WHAT NEEDS TO BE DONE: Without any pictures, restate the full set of records below exactly.

MATERIAL PROVIDED:
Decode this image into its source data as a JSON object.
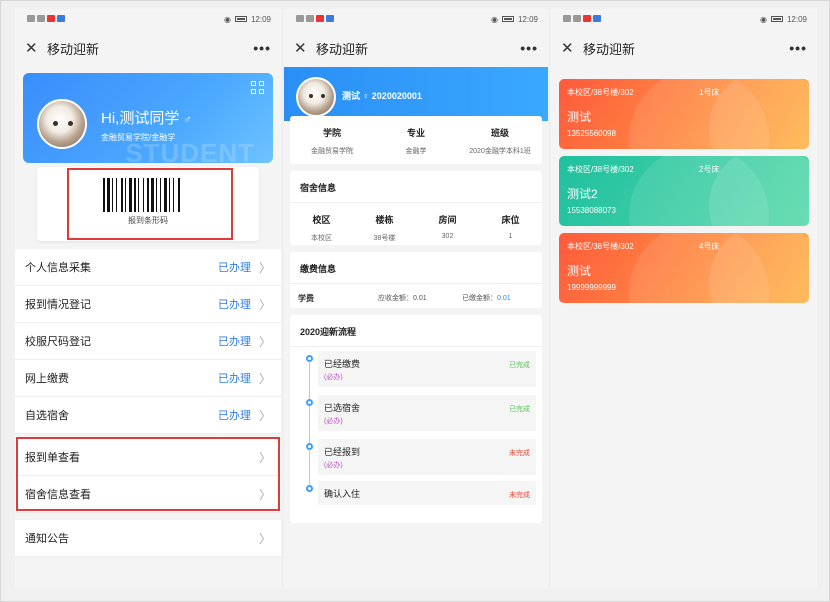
{
  "app_title": "移动迎新",
  "more_label": "•••",
  "close_label": "✕",
  "status_time": "12:09",
  "panel1": {
    "greeting": "Hi,测试同学",
    "gender_symbol": "♂",
    "school": "金融贸易学院/金融学",
    "watermark": "STUDENT",
    "barcode_caption": "报到条形码",
    "menu": [
      {
        "label": "个人信息采集",
        "status": "已办理"
      },
      {
        "label": "报到情况登记",
        "status": "已办理"
      },
      {
        "label": "校服尺码登记",
        "status": "已办理"
      },
      {
        "label": "网上缴费",
        "status": "已办理"
      },
      {
        "label": "自选宿舍",
        "status": "已办理"
      }
    ],
    "links": [
      {
        "label": "报到单查看"
      },
      {
        "label": "宿舍信息查看"
      }
    ],
    "notice": {
      "label": "通知公告"
    }
  },
  "panel2": {
    "student_name": "测试",
    "gender_symbol": "♀",
    "student_id": "2020020001",
    "info": [
      {
        "h": "学院",
        "v": "金融贸易学院"
      },
      {
        "h": "专业",
        "v": "金融学"
      },
      {
        "h": "班级",
        "v": "2020金融学本科1班"
      }
    ],
    "dorm_title": "宿舍信息",
    "dorm": [
      {
        "h": "校区",
        "v": "本校区"
      },
      {
        "h": "楼栋",
        "v": "38号楼"
      },
      {
        "h": "房间",
        "v": "302"
      },
      {
        "h": "床位",
        "v": "1"
      }
    ],
    "fee_title": "缴费信息",
    "fee_item": "学费",
    "fee_due_label": "应收金额：",
    "fee_due": "0.01",
    "fee_paid_label": "已缴金额：",
    "fee_paid": "0.01",
    "flow_title": "2020迎新流程",
    "flow": [
      {
        "title": "已经缴费",
        "req": "(必办)",
        "status": "已完成",
        "color": "#5cc15c"
      },
      {
        "title": "已选宿舍",
        "req": "(必办)",
        "status": "已完成",
        "color": "#5cc15c"
      },
      {
        "title": "已经报到",
        "req": "(必办)",
        "status": "未完成",
        "color": "#e64a3b"
      },
      {
        "title": "确认入住",
        "req": "",
        "status": "未完成",
        "color": "#e64a3b"
      }
    ]
  },
  "panel3": {
    "rooms": [
      {
        "loc": "本校区/38号楼/302",
        "bed": "1号床",
        "name": "测试",
        "phone": "13525560098",
        "color_from": "#ff5a3c",
        "color_to": "#ffb347"
      },
      {
        "loc": "本校区/38号楼/302",
        "bed": "2号床",
        "name": "测试2",
        "phone": "15538088073",
        "color_from": "#20c0a0",
        "color_to": "#55d8a8"
      },
      {
        "loc": "本校区/38号楼/302",
        "bed": "4号床",
        "name": "测试",
        "phone": "19999999999",
        "color_from": "#ff5a3c",
        "color_to": "#ffb347"
      }
    ]
  }
}
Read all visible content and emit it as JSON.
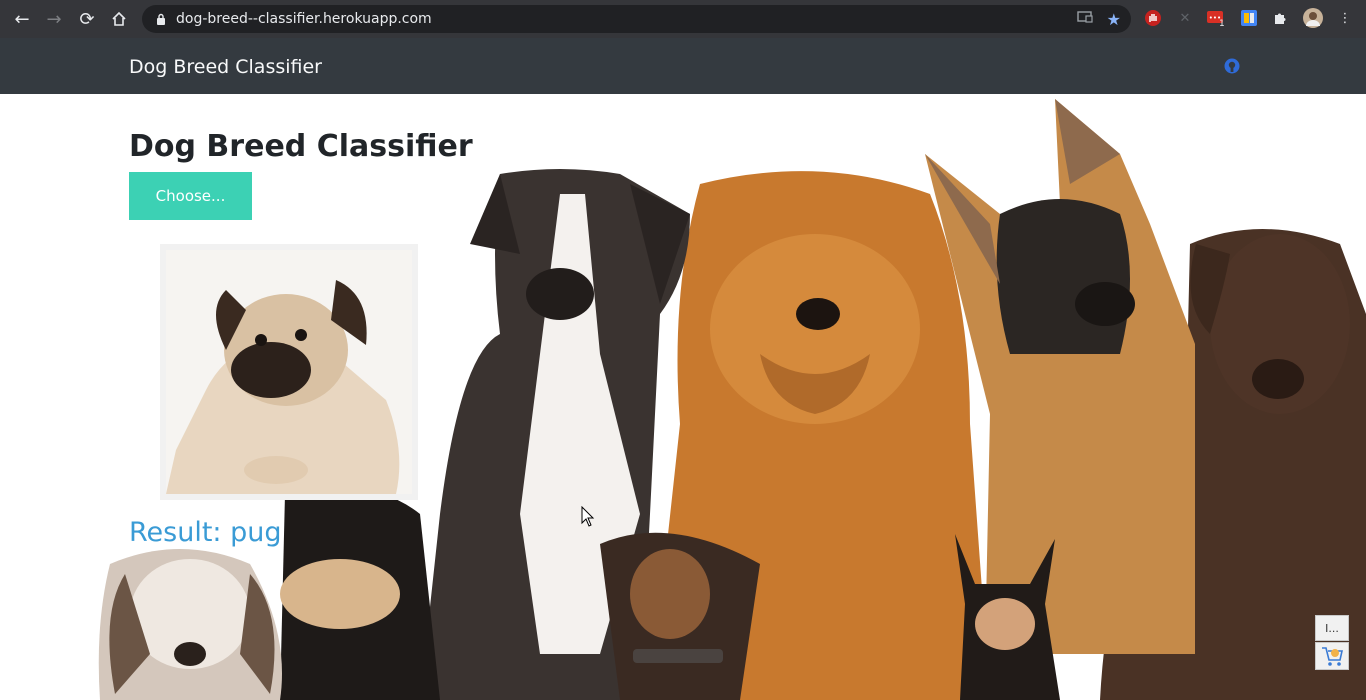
{
  "browser": {
    "url": "dog-breed--classifier.herokuapp.com",
    "ext_badge": "1"
  },
  "navbar": {
    "brand": "Dog Breed Classifier"
  },
  "main": {
    "title": "Dog Breed Classifier",
    "choose_label": "Choose...",
    "result_text": "Result: pug"
  },
  "widgets": {
    "tiny_label": "I..."
  },
  "colors": {
    "navbar": "#343a40",
    "accent_button": "#3cd1b4",
    "result": "#3a9bd5"
  }
}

YOUR SOLUTION:
Decode this image into its source data as a JSON object.
{
  "app_title": "移动迎新",
  "more_label": "•••",
  "close_label": "✕",
  "status_time": "12:09",
  "panel1": {
    "greeting": "Hi,测试同学",
    "gender_symbol": "♂",
    "school": "金融贸易学院/金融学",
    "watermark": "STUDENT",
    "barcode_caption": "报到条形码",
    "menu": [
      {
        "label": "个人信息采集",
        "status": "已办理"
      },
      {
        "label": "报到情况登记",
        "status": "已办理"
      },
      {
        "label": "校服尺码登记",
        "status": "已办理"
      },
      {
        "label": "网上缴费",
        "status": "已办理"
      },
      {
        "label": "自选宿舍",
        "status": "已办理"
      }
    ],
    "links": [
      {
        "label": "报到单查看"
      },
      {
        "label": "宿舍信息查看"
      }
    ],
    "notice": {
      "label": "通知公告"
    }
  },
  "panel2": {
    "student_name": "测试",
    "gender_symbol": "♀",
    "student_id": "2020020001",
    "info": [
      {
        "h": "学院",
        "v": "金融贸易学院"
      },
      {
        "h": "专业",
        "v": "金融学"
      },
      {
        "h": "班级",
        "v": "2020金融学本科1班"
      }
    ],
    "dorm_title": "宿舍信息",
    "dorm": [
      {
        "h": "校区",
        "v": "本校区"
      },
      {
        "h": "楼栋",
        "v": "38号楼"
      },
      {
        "h": "房间",
        "v": "302"
      },
      {
        "h": "床位",
        "v": "1"
      }
    ],
    "fee_title": "缴费信息",
    "fee_item": "学费",
    "fee_due_label": "应收金额：",
    "fee_due": "0.01",
    "fee_paid_label": "已缴金额：",
    "fee_paid": "0.01",
    "flow_title": "2020迎新流程",
    "flow": [
      {
        "title": "已经缴费",
        "req": "(必办)",
        "status": "已完成",
        "color": "#5cc15c"
      },
      {
        "title": "已选宿舍",
        "req": "(必办)",
        "status": "已完成",
        "color": "#5cc15c"
      },
      {
        "title": "已经报到",
        "req": "(必办)",
        "status": "未完成",
        "color": "#e64a3b"
      },
      {
        "title": "确认入住",
        "req": "",
        "status": "未完成",
        "color": "#e64a3b"
      }
    ]
  },
  "panel3": {
    "rooms": [
      {
        "loc": "本校区/38号楼/302",
        "bed": "1号床",
        "name": "测试",
        "phone": "13525560098",
        "color_from": "#ff5a3c",
        "color_to": "#ffb347"
      },
      {
        "loc": "本校区/38号楼/302",
        "bed": "2号床",
        "name": "测试2",
        "phone": "15538088073",
        "color_from": "#20c0a0",
        "color_to": "#55d8a8"
      },
      {
        "loc": "本校区/38号楼/302",
        "bed": "4号床",
        "name": "测试",
        "phone": "19999999999",
        "color_from": "#ff5a3c",
        "color_to": "#ffb347"
      }
    ]
  }
}
Read all visible content and emit it as JSON.
{
  "browser": {
    "url": "dog-breed--classifier.herokuapp.com",
    "ext_badge": "1"
  },
  "navbar": {
    "brand": "Dog Breed Classifier"
  },
  "main": {
    "title": "Dog Breed Classifier",
    "choose_label": "Choose...",
    "result_text": "Result: pug"
  },
  "widgets": {
    "tiny_label": "I..."
  },
  "colors": {
    "navbar": "#343a40",
    "accent_button": "#3cd1b4",
    "result": "#3a9bd5"
  }
}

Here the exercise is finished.